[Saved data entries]

======

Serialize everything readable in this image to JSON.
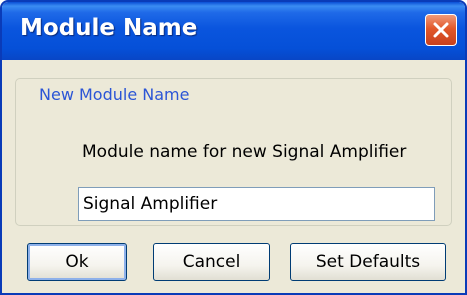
{
  "window": {
    "title": "Module Name"
  },
  "group": {
    "legend": "New Module Name",
    "prompt": "Module name for new Signal Amplifier",
    "input_value": "Signal Amplifier"
  },
  "buttons": {
    "ok_label": "Ok",
    "cancel_label": "Cancel",
    "defaults_label": "Set Defaults"
  },
  "icons": {
    "close": "close-icon"
  },
  "colors": {
    "titlebar": "#0a55de",
    "close_button": "#e2582a",
    "dialog_background": "#ece9d8",
    "group_legend": "#2b55d6"
  }
}
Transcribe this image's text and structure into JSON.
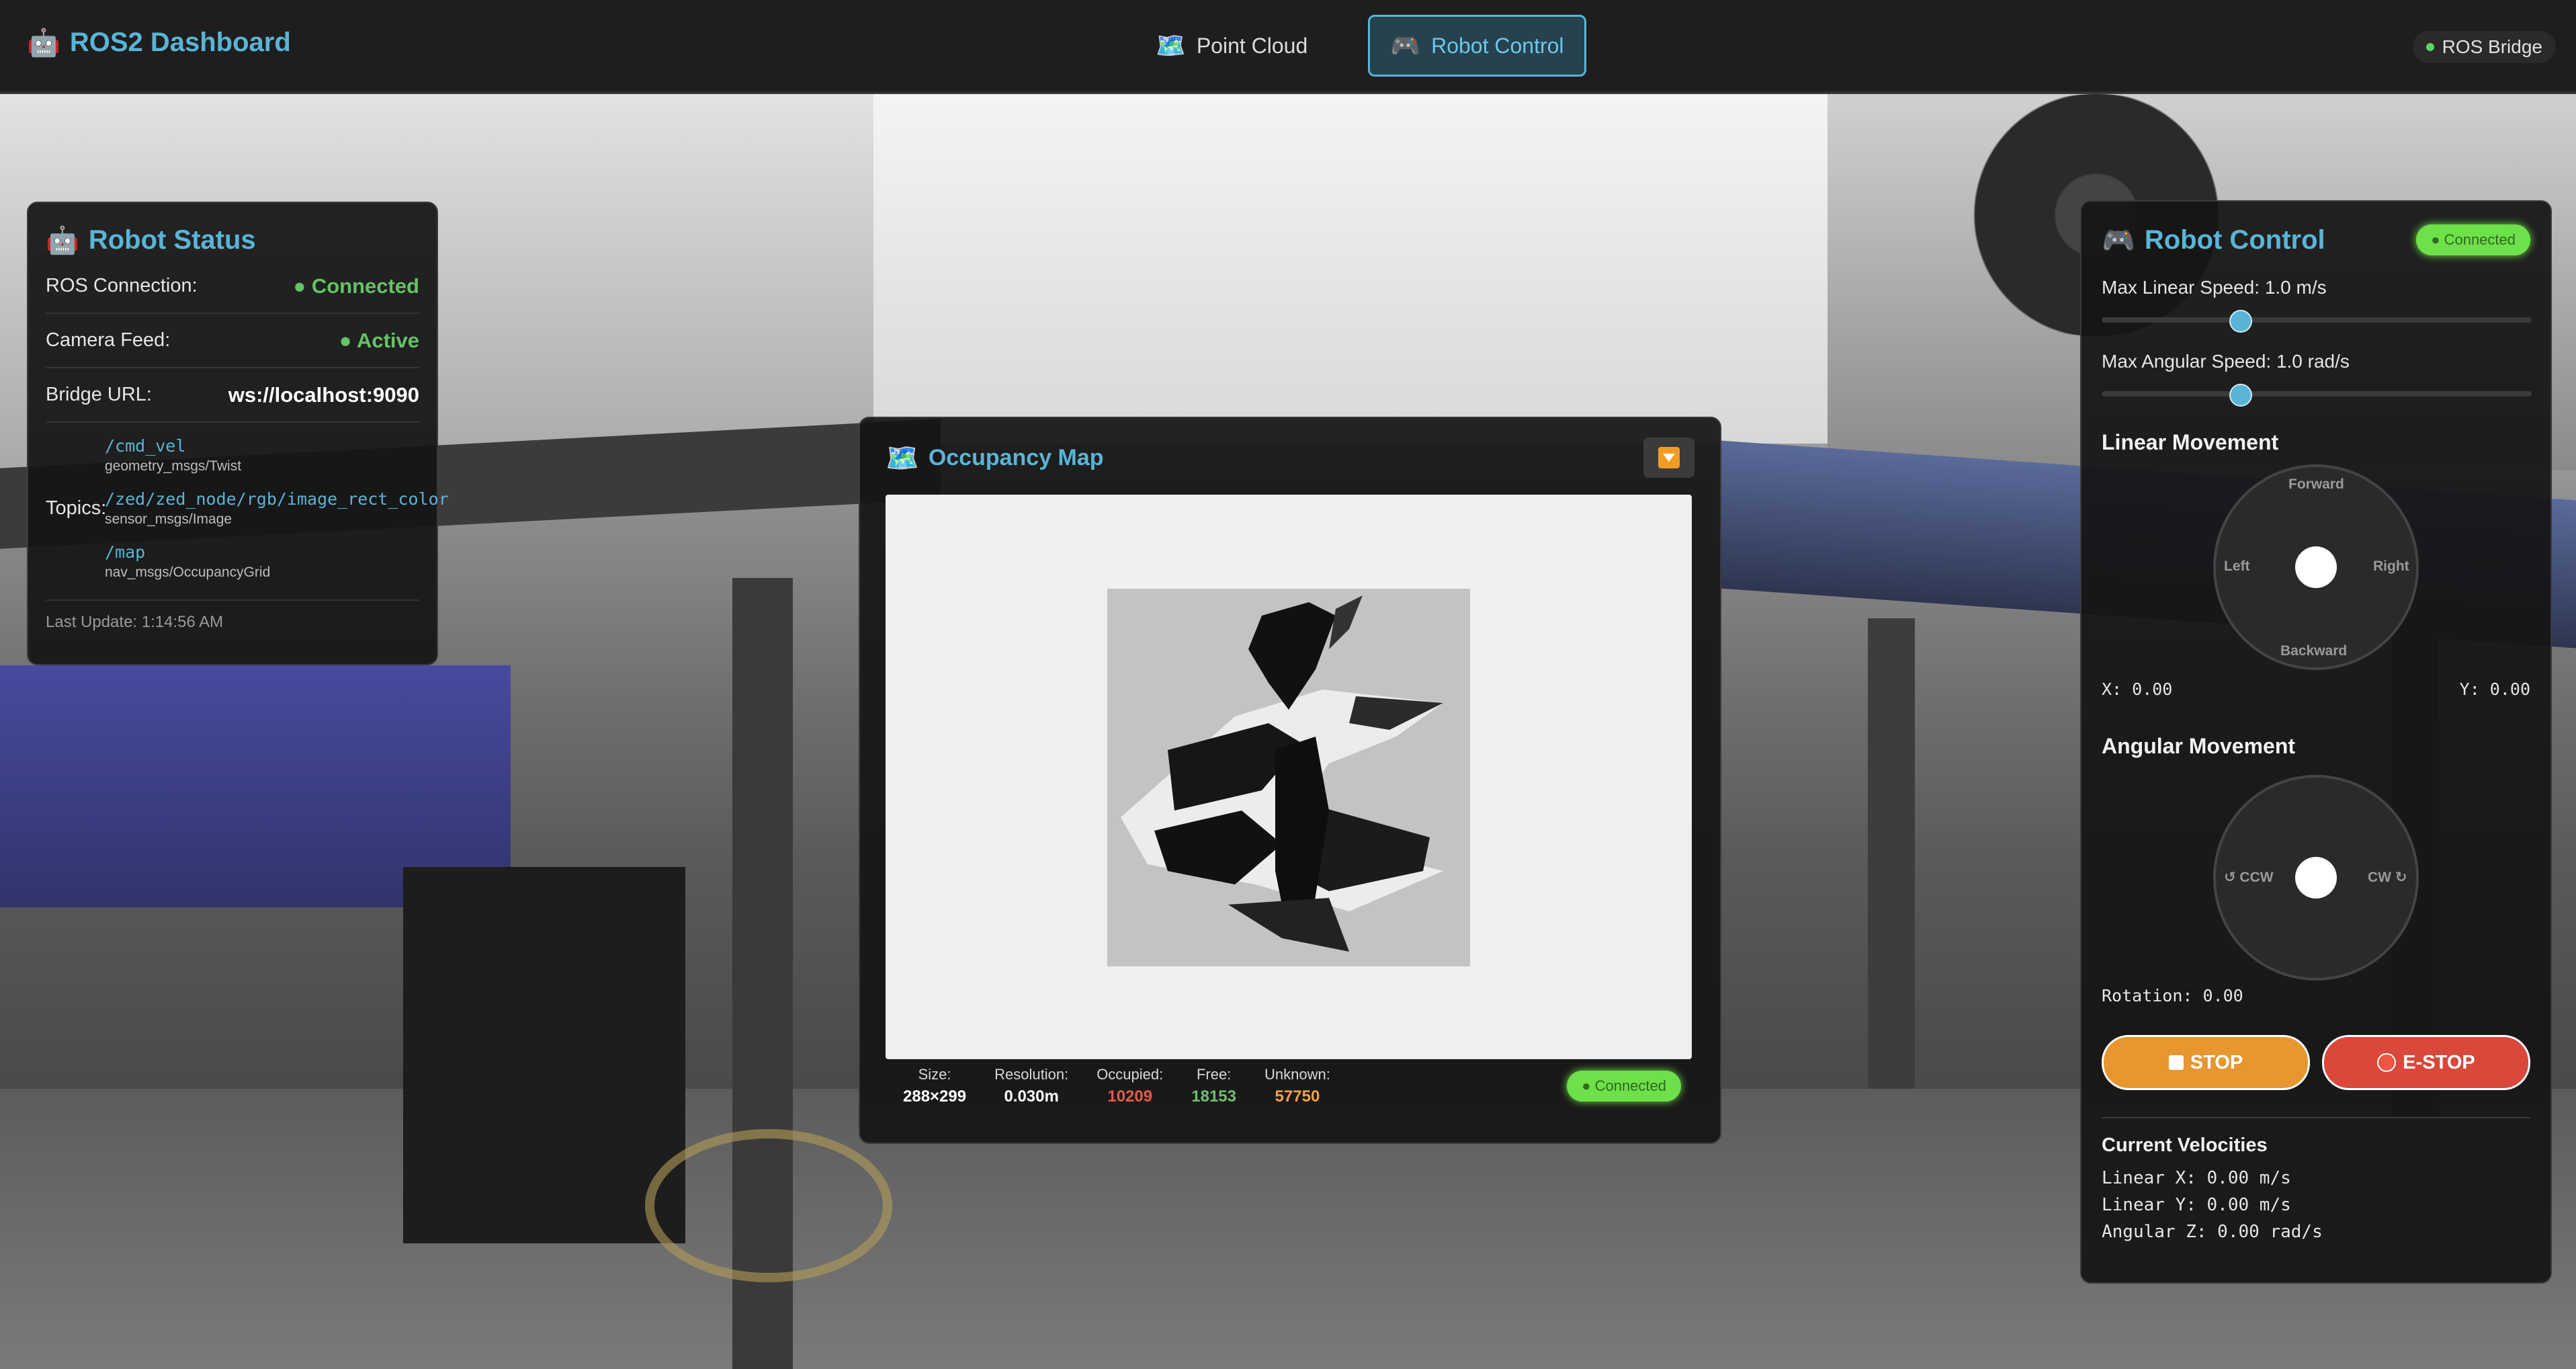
{
  "header": {
    "title": "ROS2 Dashboard",
    "tabs": [
      {
        "label": "Point Cloud",
        "icon": "map-icon",
        "active": false
      },
      {
        "label": "Robot Control",
        "icon": "gamepad-icon",
        "active": true
      }
    ],
    "bridge_badge": "ROS Bridge"
  },
  "status": {
    "title": "Robot Status",
    "rows": [
      {
        "label": "ROS Connection:",
        "value": "● Connected"
      },
      {
        "label": "Camera Feed:",
        "value": "● Active"
      },
      {
        "label": "Bridge URL:",
        "value": "ws://localhost:9090"
      }
    ],
    "topics_label": "Topics:",
    "topics": [
      {
        "name": "/cmd_vel",
        "type": "geometry_msgs/Twist"
      },
      {
        "name": "/zed/zed_node/rgb/image_rect_color",
        "type": "sensor_msgs/Image"
      },
      {
        "name": "/map",
        "type": "nav_msgs/OccupancyGrid"
      }
    ],
    "last_update": "Last Update: 1:14:56 AM"
  },
  "map": {
    "title": "Occupancy Map",
    "stats": [
      {
        "label": "Size:",
        "value": "288×299"
      },
      {
        "label": "Resolution:",
        "value": "0.030m"
      },
      {
        "label": "Occupied:",
        "value": "10209"
      },
      {
        "label": "Free:",
        "value": "18153"
      },
      {
        "label": "Unknown:",
        "value": "57750"
      }
    ],
    "status": "● Connected"
  },
  "control": {
    "title": "Robot Control",
    "status": "● Connected",
    "max_linear": "Max Linear Speed: 1.0 m/s",
    "max_angular": "Max Angular Speed: 1.0 rad/s",
    "max_linear_fraction": 0.32,
    "max_angular_fraction": 0.32,
    "linear_title": "Linear Movement",
    "linear_labels": {
      "forward": "Forward",
      "backward": "Backward",
      "left": "Left",
      "right": "Right"
    },
    "x_readout": "X: 0.00",
    "y_readout": "Y: 0.00",
    "angular_title": "Angular Movement",
    "angular_labels": {
      "ccw": "↺ CCW",
      "cw": "CW ↻"
    },
    "rotation_readout": "Rotation: 0.00",
    "stop_label": "STOP",
    "estop_label": "E-STOP",
    "velocities_title": "Current Velocities",
    "velocities": [
      "Linear X: 0.00 m/s",
      "Linear Y: 0.00 m/s",
      "Angular Z: 0.00 rad/s"
    ]
  },
  "colors": {
    "accent": "#5ab4d6",
    "connected_green": "#6ee04a",
    "stop_orange": "#e8962f",
    "estop_red": "#d9483a"
  }
}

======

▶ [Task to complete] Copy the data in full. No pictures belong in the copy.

▶ [Solution for this problem]
Serialize everything readable in this image to JSON.
{
  "window": {
    "title": "Module Name"
  },
  "group": {
    "legend": "New Module Name",
    "prompt": "Module name for new Signal Amplifier",
    "input_value": "Signal Amplifier"
  },
  "buttons": {
    "ok_label": "Ok",
    "cancel_label": "Cancel",
    "defaults_label": "Set Defaults"
  },
  "icons": {
    "close": "close-icon"
  },
  "colors": {
    "titlebar": "#0a55de",
    "close_button": "#e2582a",
    "dialog_background": "#ece9d8",
    "group_legend": "#2b55d6"
  }
}
Transcribe this image's text and structure into JSON.
{
  "header": {
    "title": "ROS2 Dashboard",
    "tabs": [
      {
        "label": "Point Cloud",
        "icon": "map-icon",
        "active": false
      },
      {
        "label": "Robot Control",
        "icon": "gamepad-icon",
        "active": true
      }
    ],
    "bridge_badge": "ROS Bridge"
  },
  "status": {
    "title": "Robot Status",
    "rows": [
      {
        "label": "ROS Connection:",
        "value": "● Connected"
      },
      {
        "label": "Camera Feed:",
        "value": "● Active"
      },
      {
        "label": "Bridge URL:",
        "value": "ws://localhost:9090"
      }
    ],
    "topics_label": "Topics:",
    "topics": [
      {
        "name": "/cmd_vel",
        "type": "geometry_msgs/Twist"
      },
      {
        "name": "/zed/zed_node/rgb/image_rect_color",
        "type": "sensor_msgs/Image"
      },
      {
        "name": "/map",
        "type": "nav_msgs/OccupancyGrid"
      }
    ],
    "last_update": "Last Update: 1:14:56 AM"
  },
  "map": {
    "title": "Occupancy Map",
    "stats": [
      {
        "label": "Size:",
        "value": "288×299"
      },
      {
        "label": "Resolution:",
        "value": "0.030m"
      },
      {
        "label": "Occupied:",
        "value": "10209"
      },
      {
        "label": "Free:",
        "value": "18153"
      },
      {
        "label": "Unknown:",
        "value": "57750"
      }
    ],
    "status": "● Connected"
  },
  "control": {
    "title": "Robot Control",
    "status": "● Connected",
    "max_linear": "Max Linear Speed: 1.0 m/s",
    "max_angular": "Max Angular Speed: 1.0 rad/s",
    "max_linear_fraction": 0.32,
    "max_angular_fraction": 0.32,
    "linear_title": "Linear Movement",
    "linear_labels": {
      "forward": "Forward",
      "backward": "Backward",
      "left": "Left",
      "right": "Right"
    },
    "x_readout": "X: 0.00",
    "y_readout": "Y: 0.00",
    "angular_title": "Angular Movement",
    "angular_labels": {
      "ccw": "↺ CCW",
      "cw": "CW ↻"
    },
    "rotation_readout": "Rotation: 0.00",
    "stop_label": "STOP",
    "estop_label": "E-STOP",
    "velocities_title": "Current Velocities",
    "velocities": [
      "Linear X: 0.00 m/s",
      "Linear Y: 0.00 m/s",
      "Angular Z: 0.00 rad/s"
    ]
  },
  "colors": {
    "accent": "#5ab4d6",
    "connected_green": "#6ee04a",
    "stop_orange": "#e8962f",
    "estop_red": "#d9483a"
  }
}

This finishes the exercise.